“Perkins clashed publicly with management in 2009, claiming that it had wrongfully downplayed the severity of his elbow injury. He then had an awful spring training and first half of the 2010 season at Triple-A before returning to the major leagues as a reliever late in the season. The real positive of 2010 was that Perkins regained velocity on his fastball (which averaged 92 mph) and improved the bite on his slider. This led to what was, by his standards, a successful September (11 innings, 11 strikeouts, 3.09 ERA). If there is a common thread to Perkins’ recent career, it is his inability to fool batters. They have hit .305 against him over the last three seasons and rarely strike out. Because he’s left-handed, Perkins will get his share of chances, be they from the Twins or other teams, but barring a continuation of his autumn activities, he’s just not a major-league pitcher.”
Last spring, Perkins’ breakthrough started innocuously enough. At Fort Myers, his totals were bested slightly by the soon-to-be washed out Dusty Hughes. Hughes worked 12 innings, posting a 7/5 K/BB ratio with a .183 opponent average against while not allowing a run. Perkins, on the other hand, went 12 innings too with a good 7/3 K/BB ratio with a .238 average against. While those are both good, superficially, more people may be inclined to select Hughes rather than Perkins.
And Baseball Prospectus was not alone on their assessment of Perkins. Unlike the national analysts who followed him from a far, many local bloggers who monitored his career more closely were also guilty of this egregious miscalculation of his career trajectory (present company included). His success in 2011 is a reminder to those of us who cull through the data to project players often forget about the drive that a player might have to stay at the highest level or the wherewithal to rebound from an injury. Rather than slinking into the Triple-A abyss or bouncing around from different organization to different organization, Glen Perkins went out and simply #PMKI.
As Baseball Prospectus said, Perkins’ velocity in 2010 of 92 miles an hour did not stop there. It progress throughout the 2011 season, averaging 94 miles an hour and, according to Pitch F/X data, peaking, on August 10th as a 98 mile an hour bullet against David Ortiz. His arm had progressed well beyond what most experts had expected giving him a rejuvenated fastball and giving him a much better foundation to throw his secondary offerings.
And it was the effects of his secondary pitch, his slider, which became the focal point of his reemergence. Baseball Prospectus observed that the “bite” had return but they had no idea of how impressive it would be combined with his now elite fastball. Fangraphs.com said his slider was evaluated as 9.9 runs above average – a mark that was eighth-best among qualified reliever.

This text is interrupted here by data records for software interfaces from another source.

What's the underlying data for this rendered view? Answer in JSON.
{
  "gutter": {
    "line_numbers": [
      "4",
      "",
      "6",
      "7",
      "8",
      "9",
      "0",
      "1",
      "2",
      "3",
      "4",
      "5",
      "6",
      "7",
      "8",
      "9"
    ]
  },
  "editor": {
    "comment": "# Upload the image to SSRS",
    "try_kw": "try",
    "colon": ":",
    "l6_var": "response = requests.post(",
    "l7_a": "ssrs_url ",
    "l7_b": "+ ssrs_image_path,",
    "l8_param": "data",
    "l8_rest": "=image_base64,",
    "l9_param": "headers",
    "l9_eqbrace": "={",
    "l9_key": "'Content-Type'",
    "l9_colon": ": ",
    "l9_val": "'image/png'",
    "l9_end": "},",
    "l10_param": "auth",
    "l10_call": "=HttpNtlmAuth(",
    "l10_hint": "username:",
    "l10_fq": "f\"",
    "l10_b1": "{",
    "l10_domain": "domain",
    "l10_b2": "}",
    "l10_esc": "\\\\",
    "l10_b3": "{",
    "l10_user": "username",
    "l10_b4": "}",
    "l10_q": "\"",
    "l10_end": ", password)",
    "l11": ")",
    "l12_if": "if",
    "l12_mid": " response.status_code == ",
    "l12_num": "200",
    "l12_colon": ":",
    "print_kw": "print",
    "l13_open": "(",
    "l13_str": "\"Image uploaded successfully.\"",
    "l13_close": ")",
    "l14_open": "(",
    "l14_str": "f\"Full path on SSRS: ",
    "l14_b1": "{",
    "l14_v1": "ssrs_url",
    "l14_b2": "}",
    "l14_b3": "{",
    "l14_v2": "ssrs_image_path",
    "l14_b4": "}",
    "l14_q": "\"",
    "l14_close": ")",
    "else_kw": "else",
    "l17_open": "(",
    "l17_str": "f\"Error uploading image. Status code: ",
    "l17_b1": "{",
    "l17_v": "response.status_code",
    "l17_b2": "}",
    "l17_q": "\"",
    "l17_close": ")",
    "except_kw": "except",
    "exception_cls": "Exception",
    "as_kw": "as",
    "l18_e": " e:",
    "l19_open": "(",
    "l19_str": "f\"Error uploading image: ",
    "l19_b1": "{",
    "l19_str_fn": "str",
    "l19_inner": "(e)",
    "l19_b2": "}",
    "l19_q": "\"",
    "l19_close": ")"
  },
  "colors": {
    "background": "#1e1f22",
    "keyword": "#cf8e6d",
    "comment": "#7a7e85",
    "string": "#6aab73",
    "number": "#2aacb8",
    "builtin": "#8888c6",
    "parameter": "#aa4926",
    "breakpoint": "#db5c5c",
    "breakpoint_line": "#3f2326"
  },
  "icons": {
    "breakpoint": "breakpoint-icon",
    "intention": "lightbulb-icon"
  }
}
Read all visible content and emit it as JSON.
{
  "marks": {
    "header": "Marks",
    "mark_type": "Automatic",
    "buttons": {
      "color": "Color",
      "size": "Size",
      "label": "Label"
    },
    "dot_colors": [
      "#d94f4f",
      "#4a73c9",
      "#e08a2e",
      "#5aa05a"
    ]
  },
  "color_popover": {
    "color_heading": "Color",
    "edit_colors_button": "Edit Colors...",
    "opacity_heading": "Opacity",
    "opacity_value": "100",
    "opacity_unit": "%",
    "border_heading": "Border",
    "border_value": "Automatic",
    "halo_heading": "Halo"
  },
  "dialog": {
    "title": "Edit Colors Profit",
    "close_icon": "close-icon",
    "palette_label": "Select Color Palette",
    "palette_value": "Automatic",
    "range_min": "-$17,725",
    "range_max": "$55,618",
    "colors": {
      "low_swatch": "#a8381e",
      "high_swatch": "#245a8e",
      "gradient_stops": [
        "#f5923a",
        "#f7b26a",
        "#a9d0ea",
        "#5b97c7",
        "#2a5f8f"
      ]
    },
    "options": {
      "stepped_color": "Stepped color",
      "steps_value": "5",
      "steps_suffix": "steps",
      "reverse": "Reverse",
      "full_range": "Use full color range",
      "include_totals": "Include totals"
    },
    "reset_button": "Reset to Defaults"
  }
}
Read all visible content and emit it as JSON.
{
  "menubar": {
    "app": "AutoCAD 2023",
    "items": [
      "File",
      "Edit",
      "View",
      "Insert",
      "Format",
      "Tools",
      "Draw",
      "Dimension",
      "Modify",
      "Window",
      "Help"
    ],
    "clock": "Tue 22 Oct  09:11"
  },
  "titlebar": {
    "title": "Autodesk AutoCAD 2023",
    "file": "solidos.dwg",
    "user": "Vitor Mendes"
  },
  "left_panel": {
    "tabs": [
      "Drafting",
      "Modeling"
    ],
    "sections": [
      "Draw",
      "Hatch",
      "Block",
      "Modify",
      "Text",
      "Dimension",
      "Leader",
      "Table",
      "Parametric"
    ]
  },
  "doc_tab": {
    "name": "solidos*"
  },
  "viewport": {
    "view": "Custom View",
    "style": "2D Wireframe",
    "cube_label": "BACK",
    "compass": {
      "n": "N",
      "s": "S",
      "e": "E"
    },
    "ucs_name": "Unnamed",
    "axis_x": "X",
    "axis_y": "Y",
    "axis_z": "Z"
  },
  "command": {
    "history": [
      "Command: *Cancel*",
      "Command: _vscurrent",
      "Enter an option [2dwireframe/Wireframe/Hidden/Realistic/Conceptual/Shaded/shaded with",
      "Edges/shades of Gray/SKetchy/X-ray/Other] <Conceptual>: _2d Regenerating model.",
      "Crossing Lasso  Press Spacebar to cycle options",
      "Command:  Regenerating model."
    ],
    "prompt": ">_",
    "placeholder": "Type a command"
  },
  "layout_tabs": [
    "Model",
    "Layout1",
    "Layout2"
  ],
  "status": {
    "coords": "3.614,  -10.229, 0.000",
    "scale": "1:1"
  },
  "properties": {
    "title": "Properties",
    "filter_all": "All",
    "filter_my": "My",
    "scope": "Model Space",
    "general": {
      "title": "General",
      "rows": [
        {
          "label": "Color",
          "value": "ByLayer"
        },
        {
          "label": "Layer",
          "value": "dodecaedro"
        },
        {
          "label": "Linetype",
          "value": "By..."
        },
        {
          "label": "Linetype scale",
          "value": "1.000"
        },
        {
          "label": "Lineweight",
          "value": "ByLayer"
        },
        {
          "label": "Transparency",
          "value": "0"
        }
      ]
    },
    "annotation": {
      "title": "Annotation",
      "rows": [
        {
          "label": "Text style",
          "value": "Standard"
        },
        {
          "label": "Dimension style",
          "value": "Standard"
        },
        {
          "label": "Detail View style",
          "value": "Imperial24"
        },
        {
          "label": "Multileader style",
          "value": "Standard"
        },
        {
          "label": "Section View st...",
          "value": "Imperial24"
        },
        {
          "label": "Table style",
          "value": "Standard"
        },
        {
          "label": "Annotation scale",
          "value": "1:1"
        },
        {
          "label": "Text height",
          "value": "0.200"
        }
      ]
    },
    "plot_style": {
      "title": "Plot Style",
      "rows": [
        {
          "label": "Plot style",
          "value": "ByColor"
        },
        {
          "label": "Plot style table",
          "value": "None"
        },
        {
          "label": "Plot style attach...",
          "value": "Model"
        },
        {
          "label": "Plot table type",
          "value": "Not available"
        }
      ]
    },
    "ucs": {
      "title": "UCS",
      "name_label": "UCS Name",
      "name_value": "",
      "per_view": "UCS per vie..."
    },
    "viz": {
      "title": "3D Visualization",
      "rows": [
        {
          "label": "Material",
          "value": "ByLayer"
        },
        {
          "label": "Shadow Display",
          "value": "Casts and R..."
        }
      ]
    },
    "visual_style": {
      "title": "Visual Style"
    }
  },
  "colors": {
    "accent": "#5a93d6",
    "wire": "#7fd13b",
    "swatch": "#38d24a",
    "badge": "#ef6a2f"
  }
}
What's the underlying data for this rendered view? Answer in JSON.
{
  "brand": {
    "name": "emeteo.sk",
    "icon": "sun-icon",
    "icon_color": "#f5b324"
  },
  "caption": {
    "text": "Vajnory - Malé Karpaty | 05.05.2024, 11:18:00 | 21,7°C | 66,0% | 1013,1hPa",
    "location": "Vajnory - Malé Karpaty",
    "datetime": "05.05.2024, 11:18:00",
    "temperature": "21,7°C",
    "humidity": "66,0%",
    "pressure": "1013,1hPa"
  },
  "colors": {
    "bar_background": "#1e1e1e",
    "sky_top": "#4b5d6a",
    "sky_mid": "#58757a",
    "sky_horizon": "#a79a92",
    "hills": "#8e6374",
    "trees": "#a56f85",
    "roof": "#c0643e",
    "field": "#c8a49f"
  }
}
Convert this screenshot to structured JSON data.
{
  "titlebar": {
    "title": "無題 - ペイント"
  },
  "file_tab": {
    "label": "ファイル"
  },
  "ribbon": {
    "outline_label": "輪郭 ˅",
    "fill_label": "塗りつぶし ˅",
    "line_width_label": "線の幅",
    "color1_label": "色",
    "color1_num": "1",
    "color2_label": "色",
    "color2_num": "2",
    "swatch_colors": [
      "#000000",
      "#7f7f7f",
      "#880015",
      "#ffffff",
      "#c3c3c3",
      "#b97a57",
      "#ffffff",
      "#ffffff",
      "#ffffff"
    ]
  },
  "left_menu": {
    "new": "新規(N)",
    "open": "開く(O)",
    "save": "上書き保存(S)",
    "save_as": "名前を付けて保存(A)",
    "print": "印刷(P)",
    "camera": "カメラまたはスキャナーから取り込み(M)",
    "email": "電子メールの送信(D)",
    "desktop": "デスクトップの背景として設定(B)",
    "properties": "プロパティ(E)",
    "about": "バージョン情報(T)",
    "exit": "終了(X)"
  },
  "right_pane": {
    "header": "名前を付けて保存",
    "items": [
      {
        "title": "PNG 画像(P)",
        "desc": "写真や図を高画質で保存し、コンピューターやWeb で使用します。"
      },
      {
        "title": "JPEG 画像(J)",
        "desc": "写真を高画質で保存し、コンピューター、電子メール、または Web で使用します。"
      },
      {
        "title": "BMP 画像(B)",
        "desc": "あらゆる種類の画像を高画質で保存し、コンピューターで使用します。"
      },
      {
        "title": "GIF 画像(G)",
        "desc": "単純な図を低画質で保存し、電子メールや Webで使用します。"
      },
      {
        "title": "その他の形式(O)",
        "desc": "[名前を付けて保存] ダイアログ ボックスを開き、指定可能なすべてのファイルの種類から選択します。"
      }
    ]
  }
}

Because of the effectiveness of his slider, Perkins was able to manhandle right-handed opponents, often a difficult task for left-handed pitchers. Due to the movement and location of his slider, Perkins was able to induce a 32 percent chase rate of out of zone pitches by right-handed batters – the highest rate posted by a left-hander last season. As you can see in this example to the Brewers’ Casey McGahee, he was able to make it appear to be a knee-high fastball which would quickly fade into their ankles, leaving right-handers flailing away at nothingness.
The results of his newfound (or rediscovered) stuff were nothing short of amazing. He went from a hurler who struck out hitters in the low-teens per plate appearance to one who was striking out more than 20 percent of opponents faced, putting him among the games top pitchers. What makes it more impressive is that he was able to handle both sides of the plate with ease.
The future for Glen Perkins, just like it had been in the winter of 2010, is just as unclear. The Twins are hedging their bets that he sustains this breakout for the next four years. If that is the case, and he maintains his 1.7 WAR (which is “worth” approximately $7.8 million) he will undoubtedly outperform this contract extension. Then again, while the Twins have done well signing set-up men like Jesse Crain and Matt Guerrier in long-term deals, the front office seems to have a belief that relievers are a very inconsistent breed. After re-signing closer Matt Capps, who is coming off a down year, Terry Ryan said this:
So Ryan and his staff understand the volatile nature of the relief business. The small sample size and the over-reliance on certain arms can lead to a down year and thus the team may wind up overpaying for his services. Clearly, having watched Perkins come up through the system and understanding what he is capable of, the Twins must be more comfortable in his potential in order to dole out that kind of cheddar to a relief pitcher who has had one year on record of success.
"[Capps] had an off year. I'm not trying to hide anything there. We just think he had an off year and we had a little bit of that last year. Relievers are like that a lot, and it's not just Matt. It happens many times."